We could integrate into monitoring tools such as Nagios, DataDog or OpsViewfor service monitoring and availability events, but this introduces further dependencies into our infrastructure, it doesn’t allow us to tightly couple our service discovery with running applications, so the ability to take action on services being unavailable would require even further dependent applications or scripts.
Whilst we require monitoring and availability checking in any stack to ensure the ‘lights are kept on’, this isn’t one of our four main concrete requirements for building a highly available architecture, it’s generally considered good practise to use such tools, but it’s not a core enabler at the moment.
Service Discovery is essentially a global persistence store accessible across an entire cluster which can be subscribed to at an application level. Services running on a cluster will make their existence know by registering themselves onto the persistence store, typically by their IP and Port Number, other applications such as load balancers will then subscribe to this information and take action if it changes. In an nginx setup for a load balanced JSON API, we may subscribe the load balancer pool so when new instances of the JSON API are available on the cluster, the load balancer will know it has additional resources to send requests too, improving availability.
Here are some emerging service discovery solutions currently available to use:
Etcd & confd - A distributed key-value store and cluster discovery service, developed as a fundamental component of the CoreOS ecosystem, combined with confd etcd becomes a powerful service discovery tool for dynamically reconfiguring services such as load balancers to ensure availability. Etcd also provides a HTTP interface for communication.
Consul & confd -Similar to Etcd, Consul however provides a DNS query interface for service discovery.
Mesosphere & Marathon - mesosphere has service discovery built in, when combined with Marathon mesosphere is able to deploy, manage and sync a HAProxy service based on current service availability within a cluster.

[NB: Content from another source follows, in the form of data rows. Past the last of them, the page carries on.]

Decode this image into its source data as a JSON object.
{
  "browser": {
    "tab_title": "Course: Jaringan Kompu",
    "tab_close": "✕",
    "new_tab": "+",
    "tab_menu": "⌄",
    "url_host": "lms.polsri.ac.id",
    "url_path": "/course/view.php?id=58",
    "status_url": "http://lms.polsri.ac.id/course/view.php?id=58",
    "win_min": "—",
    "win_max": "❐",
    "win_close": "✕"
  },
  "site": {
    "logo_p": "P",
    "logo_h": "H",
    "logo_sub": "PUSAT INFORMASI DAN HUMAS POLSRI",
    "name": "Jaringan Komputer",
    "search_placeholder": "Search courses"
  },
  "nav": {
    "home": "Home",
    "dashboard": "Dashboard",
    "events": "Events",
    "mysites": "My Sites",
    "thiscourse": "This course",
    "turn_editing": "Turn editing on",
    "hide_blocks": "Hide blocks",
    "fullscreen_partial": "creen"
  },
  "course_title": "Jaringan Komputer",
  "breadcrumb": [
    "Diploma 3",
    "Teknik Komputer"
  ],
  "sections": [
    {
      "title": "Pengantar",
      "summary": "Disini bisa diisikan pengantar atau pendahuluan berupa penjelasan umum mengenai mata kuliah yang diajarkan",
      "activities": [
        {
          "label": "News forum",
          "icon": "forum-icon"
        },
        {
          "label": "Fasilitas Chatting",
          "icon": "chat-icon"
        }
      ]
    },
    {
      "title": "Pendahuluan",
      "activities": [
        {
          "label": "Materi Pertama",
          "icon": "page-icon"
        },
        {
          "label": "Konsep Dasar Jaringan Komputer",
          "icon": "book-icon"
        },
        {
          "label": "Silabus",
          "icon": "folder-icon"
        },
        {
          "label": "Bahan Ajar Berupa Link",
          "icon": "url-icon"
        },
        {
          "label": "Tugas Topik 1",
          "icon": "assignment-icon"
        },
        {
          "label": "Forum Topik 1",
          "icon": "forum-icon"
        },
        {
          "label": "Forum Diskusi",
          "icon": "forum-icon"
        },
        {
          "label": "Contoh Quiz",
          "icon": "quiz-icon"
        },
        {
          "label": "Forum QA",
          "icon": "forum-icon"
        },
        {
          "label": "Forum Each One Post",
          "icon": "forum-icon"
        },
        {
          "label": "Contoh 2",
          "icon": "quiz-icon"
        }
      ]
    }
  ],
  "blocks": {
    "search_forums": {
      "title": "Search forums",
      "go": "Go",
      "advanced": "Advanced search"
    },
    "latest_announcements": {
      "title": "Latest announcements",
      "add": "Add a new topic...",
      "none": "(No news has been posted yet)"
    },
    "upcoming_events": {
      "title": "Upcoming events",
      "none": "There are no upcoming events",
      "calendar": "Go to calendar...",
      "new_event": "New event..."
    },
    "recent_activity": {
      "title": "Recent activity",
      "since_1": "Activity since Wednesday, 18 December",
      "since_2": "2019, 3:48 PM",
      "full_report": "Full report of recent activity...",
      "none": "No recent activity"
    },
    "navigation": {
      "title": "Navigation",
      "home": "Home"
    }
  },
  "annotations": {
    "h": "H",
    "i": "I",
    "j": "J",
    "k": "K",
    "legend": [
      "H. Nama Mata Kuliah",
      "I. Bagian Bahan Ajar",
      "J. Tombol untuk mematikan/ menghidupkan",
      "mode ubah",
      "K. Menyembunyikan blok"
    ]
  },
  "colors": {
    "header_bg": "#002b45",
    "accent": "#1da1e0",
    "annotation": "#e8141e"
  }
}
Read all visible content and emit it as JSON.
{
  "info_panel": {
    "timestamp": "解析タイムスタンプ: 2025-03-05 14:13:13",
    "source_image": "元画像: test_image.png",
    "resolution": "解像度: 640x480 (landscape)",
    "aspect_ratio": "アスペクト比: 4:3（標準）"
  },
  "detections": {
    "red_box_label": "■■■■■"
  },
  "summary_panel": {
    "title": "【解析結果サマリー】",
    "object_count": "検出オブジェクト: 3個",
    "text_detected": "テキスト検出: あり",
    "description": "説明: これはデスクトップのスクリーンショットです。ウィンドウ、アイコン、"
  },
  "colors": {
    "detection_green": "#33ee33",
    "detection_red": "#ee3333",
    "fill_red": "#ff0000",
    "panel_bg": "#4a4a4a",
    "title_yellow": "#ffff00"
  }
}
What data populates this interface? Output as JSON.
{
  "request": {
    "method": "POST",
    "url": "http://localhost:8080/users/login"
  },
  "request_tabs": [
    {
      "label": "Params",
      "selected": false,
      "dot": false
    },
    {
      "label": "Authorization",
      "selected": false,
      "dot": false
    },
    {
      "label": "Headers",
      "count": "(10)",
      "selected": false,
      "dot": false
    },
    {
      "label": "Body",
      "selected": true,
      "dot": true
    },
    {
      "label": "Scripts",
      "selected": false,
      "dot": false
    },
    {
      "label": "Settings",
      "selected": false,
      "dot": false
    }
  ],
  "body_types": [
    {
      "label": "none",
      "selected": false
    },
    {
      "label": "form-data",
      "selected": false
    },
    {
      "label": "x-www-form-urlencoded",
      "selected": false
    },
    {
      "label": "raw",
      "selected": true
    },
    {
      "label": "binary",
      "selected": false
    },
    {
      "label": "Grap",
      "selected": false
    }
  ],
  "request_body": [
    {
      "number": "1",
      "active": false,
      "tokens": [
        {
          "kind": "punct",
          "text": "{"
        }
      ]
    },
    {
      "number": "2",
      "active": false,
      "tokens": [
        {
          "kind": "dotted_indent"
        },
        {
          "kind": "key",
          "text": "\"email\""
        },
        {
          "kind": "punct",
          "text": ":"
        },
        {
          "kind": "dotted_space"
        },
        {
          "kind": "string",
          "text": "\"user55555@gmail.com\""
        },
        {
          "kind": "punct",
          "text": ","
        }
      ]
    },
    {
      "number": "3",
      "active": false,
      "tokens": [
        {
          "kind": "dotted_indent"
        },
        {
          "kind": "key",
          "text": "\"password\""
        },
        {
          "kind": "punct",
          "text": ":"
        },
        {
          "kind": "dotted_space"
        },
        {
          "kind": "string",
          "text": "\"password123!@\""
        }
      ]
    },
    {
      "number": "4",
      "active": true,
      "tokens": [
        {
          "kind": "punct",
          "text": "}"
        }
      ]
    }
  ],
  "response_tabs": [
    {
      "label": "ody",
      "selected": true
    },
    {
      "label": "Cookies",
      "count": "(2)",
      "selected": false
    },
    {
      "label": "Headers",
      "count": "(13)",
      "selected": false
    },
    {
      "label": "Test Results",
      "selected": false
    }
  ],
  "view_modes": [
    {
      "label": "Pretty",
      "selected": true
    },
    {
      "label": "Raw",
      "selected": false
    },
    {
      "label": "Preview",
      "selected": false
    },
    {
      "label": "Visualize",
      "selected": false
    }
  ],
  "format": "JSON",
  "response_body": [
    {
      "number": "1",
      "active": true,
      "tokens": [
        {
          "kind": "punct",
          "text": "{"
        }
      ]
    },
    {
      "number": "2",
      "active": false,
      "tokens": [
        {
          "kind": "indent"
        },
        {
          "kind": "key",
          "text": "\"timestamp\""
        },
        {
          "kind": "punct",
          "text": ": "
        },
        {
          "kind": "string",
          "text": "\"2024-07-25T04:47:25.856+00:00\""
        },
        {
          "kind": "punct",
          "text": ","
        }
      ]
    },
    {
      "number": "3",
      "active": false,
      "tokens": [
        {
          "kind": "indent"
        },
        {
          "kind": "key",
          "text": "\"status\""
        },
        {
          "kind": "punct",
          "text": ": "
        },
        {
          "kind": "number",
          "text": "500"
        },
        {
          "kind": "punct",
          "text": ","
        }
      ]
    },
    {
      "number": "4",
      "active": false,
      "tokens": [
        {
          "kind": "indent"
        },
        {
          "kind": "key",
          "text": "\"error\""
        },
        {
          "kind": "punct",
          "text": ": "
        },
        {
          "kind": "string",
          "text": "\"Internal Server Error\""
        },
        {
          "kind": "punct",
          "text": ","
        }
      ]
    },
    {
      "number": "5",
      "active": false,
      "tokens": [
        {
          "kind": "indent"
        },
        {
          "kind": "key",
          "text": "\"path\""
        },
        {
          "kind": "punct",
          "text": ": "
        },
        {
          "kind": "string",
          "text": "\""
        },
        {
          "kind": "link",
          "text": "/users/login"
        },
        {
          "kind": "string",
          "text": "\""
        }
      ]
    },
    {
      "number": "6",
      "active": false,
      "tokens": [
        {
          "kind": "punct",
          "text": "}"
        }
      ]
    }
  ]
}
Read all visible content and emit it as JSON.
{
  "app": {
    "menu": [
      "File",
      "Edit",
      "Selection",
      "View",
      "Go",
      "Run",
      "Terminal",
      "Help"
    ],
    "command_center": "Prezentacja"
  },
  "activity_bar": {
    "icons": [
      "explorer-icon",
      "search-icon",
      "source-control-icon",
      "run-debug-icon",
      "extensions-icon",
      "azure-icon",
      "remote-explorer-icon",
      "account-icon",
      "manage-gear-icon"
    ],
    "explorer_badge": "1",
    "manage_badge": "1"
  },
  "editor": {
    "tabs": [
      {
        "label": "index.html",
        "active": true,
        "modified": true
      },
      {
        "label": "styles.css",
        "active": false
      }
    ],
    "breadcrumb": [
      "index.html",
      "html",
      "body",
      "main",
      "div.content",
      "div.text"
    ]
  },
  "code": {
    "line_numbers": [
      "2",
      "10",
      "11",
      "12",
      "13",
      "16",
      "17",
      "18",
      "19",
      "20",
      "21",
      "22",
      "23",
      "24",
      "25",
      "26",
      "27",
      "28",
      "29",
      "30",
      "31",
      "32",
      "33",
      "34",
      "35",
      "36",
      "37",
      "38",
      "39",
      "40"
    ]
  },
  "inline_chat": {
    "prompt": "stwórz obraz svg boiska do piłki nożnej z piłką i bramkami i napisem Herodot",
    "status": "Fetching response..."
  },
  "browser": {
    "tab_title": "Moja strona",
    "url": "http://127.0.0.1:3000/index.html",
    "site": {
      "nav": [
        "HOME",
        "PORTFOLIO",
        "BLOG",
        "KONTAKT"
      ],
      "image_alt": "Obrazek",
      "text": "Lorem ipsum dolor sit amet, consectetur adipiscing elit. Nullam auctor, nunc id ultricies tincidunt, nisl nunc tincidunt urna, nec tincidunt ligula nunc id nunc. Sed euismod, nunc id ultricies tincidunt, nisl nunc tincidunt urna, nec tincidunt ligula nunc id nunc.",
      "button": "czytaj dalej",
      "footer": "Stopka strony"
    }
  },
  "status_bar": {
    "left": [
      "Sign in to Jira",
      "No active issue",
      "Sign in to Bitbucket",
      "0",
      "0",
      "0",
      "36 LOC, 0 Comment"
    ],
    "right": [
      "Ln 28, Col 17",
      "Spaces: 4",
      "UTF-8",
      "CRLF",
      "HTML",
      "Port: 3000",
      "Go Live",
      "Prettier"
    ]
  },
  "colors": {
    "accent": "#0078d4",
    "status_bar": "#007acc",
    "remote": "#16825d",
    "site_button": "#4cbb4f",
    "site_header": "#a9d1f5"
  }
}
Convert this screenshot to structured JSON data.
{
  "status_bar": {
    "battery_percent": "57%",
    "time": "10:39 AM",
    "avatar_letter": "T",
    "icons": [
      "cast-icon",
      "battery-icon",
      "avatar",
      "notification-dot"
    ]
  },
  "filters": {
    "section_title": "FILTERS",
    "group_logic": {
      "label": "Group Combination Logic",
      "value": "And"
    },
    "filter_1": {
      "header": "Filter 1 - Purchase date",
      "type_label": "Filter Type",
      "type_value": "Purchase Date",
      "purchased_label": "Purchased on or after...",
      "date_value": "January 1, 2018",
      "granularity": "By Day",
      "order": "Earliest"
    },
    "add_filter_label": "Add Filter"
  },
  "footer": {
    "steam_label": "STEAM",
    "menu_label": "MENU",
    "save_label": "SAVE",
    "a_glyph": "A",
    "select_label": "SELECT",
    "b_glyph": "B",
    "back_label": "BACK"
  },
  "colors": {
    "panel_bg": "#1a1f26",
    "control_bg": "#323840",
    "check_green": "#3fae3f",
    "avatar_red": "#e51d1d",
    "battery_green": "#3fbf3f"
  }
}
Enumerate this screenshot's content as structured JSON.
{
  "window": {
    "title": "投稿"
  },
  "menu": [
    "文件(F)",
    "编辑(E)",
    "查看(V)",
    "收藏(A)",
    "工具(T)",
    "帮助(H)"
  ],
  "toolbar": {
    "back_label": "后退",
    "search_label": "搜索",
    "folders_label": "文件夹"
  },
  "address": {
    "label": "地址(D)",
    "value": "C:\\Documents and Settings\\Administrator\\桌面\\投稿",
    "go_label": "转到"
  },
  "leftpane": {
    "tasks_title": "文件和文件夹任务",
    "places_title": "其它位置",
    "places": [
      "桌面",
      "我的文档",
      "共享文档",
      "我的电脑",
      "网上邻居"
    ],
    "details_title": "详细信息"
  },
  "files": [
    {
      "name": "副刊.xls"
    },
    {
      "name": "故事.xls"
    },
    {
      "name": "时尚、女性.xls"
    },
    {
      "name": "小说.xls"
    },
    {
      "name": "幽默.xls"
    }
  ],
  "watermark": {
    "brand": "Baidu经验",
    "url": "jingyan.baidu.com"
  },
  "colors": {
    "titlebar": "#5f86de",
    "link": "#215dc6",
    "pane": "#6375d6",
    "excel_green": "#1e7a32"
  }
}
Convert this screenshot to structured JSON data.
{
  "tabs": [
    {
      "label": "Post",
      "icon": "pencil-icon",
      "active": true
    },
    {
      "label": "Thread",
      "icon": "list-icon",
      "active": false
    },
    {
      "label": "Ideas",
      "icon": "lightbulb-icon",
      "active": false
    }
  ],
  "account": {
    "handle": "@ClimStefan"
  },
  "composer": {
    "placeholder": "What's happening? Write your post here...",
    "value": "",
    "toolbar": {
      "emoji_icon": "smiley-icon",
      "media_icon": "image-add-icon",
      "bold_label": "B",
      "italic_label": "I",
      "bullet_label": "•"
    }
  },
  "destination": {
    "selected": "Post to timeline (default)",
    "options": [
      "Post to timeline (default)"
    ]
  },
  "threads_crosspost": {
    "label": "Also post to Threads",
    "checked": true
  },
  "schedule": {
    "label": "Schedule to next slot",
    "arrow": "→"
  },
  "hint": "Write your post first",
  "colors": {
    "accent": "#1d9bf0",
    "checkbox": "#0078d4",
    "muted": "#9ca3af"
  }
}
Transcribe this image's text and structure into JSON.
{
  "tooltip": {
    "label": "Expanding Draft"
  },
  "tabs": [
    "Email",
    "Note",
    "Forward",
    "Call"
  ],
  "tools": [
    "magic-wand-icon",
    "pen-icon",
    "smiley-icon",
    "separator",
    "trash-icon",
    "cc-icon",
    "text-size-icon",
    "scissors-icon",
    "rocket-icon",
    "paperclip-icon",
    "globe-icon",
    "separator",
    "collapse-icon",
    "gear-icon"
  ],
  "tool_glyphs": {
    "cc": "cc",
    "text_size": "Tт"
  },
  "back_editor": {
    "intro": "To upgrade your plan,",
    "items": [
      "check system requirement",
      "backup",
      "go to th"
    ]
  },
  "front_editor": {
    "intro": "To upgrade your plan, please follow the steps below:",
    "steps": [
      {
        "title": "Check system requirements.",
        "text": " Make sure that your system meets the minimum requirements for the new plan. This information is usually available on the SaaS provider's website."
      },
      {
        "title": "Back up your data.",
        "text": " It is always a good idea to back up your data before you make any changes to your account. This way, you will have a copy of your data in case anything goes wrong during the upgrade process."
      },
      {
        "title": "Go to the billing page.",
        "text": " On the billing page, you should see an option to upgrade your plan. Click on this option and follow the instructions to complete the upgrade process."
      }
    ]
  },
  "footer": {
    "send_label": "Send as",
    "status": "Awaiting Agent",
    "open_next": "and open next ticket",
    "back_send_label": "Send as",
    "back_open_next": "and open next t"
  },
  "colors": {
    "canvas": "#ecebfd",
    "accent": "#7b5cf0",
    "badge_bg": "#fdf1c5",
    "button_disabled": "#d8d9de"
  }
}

CoreOS and mesosphere both offer complete solutions to application deployment through containers, commercial support and some heavyweight cloud supplier backing.